H.L. Hix with Lily Brown

Lily Brown
Lily Brown

This interview by H.L. Hix continues a series that began as multi-question interviews but now has taken the form of one-question “mini-interviews.” To ask a series of questions about a book is to keep returning to the book and thus to emphasize its opacity, to regard it as one would regard, say, a painting. To ask a single question, Hix tells himself, is to emphasize the book’s transparency, to regard it as one would a window, as what offers a vista, what frames for us a world. The subject of this interview is Lily Brown’s Rust or Go Missing (Cleveland State  University Poetry Center).

H. L. Hix: Near the middle of your book, there is a poem called “Knower,” and near the middle of that poem is the sentence “Here, / my trick: accompaniment.” I don’t mean to make too much of one moment in the book, but I wonder about its importance—for you personally, for this poem, for your book, for the project of knowing, for our culture—of “accompaniment.” (Just as one for instance, do the quiet woman and loud man in the title poem accompany one another, or fail to accompany one another?) I think this is a question, but in any case I’ll be interested in any way you choose to respond.
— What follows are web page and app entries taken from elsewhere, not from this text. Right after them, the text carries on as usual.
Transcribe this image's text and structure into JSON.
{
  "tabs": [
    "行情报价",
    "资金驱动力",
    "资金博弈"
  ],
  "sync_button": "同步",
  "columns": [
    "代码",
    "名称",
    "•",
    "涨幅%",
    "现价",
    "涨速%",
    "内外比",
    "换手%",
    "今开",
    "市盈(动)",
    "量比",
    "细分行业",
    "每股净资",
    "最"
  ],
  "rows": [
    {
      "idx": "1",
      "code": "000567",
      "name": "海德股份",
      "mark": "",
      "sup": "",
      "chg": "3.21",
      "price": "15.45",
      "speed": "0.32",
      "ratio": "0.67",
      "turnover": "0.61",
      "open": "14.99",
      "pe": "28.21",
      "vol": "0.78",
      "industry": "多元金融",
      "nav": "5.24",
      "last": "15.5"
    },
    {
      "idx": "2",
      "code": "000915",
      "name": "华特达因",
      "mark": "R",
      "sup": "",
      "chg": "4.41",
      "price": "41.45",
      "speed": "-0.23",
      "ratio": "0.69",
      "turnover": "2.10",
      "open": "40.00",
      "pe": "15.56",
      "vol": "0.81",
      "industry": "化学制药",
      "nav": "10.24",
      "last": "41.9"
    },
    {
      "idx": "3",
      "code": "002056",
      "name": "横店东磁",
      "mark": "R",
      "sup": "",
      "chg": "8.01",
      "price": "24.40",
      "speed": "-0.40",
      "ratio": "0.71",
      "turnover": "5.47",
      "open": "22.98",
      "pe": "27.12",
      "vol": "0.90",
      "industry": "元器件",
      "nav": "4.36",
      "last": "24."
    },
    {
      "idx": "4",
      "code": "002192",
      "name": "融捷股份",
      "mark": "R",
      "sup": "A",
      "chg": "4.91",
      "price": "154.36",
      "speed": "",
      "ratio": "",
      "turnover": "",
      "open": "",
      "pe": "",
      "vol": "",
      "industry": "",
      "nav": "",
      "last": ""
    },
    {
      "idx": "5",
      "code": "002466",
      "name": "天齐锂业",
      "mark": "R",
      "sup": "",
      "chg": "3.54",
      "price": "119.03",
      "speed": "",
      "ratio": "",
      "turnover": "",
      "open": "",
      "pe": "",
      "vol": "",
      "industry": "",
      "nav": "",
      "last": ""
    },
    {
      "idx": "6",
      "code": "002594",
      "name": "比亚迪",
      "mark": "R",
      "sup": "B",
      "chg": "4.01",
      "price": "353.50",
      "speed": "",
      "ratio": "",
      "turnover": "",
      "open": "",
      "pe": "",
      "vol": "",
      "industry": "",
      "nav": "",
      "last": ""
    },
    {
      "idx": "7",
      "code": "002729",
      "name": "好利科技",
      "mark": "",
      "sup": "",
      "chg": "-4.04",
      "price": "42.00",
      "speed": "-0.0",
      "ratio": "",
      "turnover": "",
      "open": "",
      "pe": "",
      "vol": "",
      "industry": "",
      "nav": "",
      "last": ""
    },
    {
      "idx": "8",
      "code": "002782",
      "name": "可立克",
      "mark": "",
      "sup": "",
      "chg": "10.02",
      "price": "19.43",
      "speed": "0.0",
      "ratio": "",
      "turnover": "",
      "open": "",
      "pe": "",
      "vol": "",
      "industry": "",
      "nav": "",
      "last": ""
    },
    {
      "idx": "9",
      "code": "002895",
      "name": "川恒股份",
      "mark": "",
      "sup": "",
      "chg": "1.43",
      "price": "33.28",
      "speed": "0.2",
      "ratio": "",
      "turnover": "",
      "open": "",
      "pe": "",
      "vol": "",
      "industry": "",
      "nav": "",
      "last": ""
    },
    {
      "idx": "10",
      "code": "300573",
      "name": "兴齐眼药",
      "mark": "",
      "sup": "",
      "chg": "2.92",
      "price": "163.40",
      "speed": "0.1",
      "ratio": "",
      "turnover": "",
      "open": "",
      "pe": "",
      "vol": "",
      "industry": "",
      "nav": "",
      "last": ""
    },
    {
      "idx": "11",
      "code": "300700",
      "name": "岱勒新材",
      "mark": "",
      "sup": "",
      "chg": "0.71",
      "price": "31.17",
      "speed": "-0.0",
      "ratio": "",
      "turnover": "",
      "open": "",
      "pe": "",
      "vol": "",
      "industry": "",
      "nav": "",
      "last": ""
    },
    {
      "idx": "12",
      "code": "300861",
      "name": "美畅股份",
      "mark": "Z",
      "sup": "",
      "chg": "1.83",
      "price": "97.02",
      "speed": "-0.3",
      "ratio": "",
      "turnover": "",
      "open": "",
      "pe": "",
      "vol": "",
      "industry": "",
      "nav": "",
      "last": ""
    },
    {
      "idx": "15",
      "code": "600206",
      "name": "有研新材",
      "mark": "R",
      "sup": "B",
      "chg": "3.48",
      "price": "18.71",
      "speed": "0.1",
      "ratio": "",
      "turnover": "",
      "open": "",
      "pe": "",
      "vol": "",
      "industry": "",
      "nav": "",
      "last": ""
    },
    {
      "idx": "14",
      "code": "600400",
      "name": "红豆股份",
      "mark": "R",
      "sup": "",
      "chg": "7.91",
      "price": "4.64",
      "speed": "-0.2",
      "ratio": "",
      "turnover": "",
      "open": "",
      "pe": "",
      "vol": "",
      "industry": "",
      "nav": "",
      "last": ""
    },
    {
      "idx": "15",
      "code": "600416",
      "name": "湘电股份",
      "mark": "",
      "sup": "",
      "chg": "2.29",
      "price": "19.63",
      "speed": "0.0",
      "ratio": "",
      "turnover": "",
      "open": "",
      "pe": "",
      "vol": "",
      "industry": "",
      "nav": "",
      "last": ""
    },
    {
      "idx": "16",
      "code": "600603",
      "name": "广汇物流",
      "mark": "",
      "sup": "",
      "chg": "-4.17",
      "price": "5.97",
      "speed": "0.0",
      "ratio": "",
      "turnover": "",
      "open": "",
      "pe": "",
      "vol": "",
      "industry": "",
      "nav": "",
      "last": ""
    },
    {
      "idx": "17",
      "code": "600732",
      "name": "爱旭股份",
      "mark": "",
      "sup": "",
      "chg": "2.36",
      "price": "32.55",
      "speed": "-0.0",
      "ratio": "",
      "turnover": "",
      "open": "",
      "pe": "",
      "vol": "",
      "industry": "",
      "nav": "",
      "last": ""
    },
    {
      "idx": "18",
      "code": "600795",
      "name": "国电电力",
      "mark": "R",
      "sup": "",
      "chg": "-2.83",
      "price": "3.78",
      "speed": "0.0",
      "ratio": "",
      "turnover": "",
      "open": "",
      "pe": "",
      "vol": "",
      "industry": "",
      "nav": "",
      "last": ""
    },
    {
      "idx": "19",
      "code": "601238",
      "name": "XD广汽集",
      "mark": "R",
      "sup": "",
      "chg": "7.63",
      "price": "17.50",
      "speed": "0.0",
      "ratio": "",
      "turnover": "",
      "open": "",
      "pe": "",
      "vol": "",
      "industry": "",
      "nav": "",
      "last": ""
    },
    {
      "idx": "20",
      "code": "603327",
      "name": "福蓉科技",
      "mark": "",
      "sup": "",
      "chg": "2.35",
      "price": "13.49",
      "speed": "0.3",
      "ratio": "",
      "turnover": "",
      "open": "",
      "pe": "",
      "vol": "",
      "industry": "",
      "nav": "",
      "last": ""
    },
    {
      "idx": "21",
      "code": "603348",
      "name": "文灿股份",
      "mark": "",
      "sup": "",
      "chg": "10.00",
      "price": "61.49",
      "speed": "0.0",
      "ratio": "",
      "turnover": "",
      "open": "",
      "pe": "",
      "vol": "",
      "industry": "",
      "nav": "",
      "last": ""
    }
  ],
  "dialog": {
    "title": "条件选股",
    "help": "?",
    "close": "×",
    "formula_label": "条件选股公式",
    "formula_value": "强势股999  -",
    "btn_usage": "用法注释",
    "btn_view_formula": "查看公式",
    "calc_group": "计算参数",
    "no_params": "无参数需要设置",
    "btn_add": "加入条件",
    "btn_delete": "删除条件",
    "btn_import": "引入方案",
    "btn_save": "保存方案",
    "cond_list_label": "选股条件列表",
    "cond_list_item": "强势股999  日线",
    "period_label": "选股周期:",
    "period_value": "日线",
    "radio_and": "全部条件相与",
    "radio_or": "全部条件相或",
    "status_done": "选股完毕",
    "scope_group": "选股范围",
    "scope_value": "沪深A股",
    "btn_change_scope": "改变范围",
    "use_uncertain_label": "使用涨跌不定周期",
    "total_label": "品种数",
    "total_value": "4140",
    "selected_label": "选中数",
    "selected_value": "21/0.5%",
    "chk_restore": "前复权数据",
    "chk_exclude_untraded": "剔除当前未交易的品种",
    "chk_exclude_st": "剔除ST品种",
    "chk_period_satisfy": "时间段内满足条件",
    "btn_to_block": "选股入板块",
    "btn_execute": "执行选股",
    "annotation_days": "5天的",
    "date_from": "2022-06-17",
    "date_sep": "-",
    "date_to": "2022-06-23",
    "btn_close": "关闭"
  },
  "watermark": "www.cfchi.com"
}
Lily Brown: The issue of accompaniment is a loaded one for me, and I think you pick up on my ambivalence with your question about “the quiet woman and the loud man” in the title poem from my book. I observed those people in a coffee shop in Berkeley, and while I have no real way of knowing whether they did or did not accompany one another, the exchange got me thinking. I was actually touched by the conversation because the man seemed to want the woman to know she would still have her coffee to accompany her, even if he went to the restroom. Perhaps he was projecting his own worry about leaving her in his utterance. Or perhaps he himself was not a person who liked to be alone. Or maybe he liked to be alone but was concerned about what that meant with regard to his significant other. By transcribing that exchange and then giving it a sort of metaphorical equivalent in the poem (“He says, while you enjoy your coffee, / I’ll go to the bathroom. // He says, here’s the light. I place it in your glass. / Here’s how light stays when I’m gone.”), I wanted to raise questions about accompaniment and maybe highlight its complexity rather than provide answers. I see that as an issue with cultural significance, actually: to give space to questions, rather than answers and to complicate notions of identity and relationships.